§ BRIEF
Hunt for the word "service" across the entries below, copying each line that holds it.

§ DATA UNDER STUDY
------------------------------------

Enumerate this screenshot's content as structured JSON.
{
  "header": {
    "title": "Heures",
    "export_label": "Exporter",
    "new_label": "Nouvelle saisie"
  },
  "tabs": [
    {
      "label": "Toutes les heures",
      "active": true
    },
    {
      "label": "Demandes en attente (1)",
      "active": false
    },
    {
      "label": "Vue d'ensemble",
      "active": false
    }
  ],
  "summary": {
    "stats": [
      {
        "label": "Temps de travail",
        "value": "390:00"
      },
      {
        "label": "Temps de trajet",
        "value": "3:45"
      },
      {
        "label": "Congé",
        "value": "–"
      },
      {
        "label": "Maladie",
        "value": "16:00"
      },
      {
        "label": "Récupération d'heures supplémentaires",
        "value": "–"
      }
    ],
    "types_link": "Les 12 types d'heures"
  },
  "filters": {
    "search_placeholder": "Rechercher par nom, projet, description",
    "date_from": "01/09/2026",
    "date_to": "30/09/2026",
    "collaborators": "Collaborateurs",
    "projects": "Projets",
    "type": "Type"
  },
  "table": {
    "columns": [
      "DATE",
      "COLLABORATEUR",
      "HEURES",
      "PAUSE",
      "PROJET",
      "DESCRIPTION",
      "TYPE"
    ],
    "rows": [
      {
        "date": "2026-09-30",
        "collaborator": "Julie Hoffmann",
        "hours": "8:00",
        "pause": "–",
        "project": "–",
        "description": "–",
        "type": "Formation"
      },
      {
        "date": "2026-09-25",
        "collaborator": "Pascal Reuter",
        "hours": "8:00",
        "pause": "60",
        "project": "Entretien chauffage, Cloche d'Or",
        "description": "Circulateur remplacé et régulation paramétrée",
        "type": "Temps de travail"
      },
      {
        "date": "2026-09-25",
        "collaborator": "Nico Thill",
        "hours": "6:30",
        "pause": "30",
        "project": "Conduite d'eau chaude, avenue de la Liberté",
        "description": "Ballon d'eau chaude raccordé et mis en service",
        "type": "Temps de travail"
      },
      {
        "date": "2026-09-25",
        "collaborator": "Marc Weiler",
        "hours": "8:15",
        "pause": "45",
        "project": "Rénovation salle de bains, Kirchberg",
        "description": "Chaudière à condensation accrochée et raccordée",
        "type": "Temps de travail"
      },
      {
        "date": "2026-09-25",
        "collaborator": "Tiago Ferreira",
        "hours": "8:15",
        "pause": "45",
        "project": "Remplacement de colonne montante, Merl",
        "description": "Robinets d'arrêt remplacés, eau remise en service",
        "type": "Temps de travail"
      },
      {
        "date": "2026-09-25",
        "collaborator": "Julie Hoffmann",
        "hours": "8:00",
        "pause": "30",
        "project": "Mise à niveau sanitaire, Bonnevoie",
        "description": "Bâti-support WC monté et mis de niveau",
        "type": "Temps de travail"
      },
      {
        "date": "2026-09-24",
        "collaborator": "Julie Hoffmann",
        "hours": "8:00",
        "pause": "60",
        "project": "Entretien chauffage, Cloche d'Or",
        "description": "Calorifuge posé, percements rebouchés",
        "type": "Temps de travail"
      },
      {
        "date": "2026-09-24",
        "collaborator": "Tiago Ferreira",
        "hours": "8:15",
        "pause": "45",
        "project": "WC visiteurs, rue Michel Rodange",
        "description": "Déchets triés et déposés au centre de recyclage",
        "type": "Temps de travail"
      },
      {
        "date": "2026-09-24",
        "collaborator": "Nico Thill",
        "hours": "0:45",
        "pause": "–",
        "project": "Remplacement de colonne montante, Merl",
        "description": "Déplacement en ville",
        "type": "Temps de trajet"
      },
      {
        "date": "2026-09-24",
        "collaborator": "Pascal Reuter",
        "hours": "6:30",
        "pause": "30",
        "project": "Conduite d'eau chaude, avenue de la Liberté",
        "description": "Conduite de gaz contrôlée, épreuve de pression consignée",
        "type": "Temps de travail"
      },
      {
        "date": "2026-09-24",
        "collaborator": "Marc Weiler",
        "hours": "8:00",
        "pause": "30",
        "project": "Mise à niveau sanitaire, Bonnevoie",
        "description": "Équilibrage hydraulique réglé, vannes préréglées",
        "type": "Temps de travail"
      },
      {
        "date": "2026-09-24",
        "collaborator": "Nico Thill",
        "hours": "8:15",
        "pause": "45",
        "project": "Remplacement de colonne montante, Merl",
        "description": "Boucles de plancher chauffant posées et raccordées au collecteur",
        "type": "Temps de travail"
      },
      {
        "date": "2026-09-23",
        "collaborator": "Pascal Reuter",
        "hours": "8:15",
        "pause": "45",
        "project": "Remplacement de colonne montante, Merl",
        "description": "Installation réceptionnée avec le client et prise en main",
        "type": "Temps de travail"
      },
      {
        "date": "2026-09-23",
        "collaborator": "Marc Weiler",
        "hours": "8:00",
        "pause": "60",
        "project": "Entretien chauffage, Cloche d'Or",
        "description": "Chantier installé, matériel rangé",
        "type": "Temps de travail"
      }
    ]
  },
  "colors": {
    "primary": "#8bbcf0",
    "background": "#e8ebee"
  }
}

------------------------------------

§ TASK RESPONSE
        "description": "Ballon d'eau chaude raccordé et mis en service",
        "description": "Robinets d'arrêt remplacés, eau remise en service",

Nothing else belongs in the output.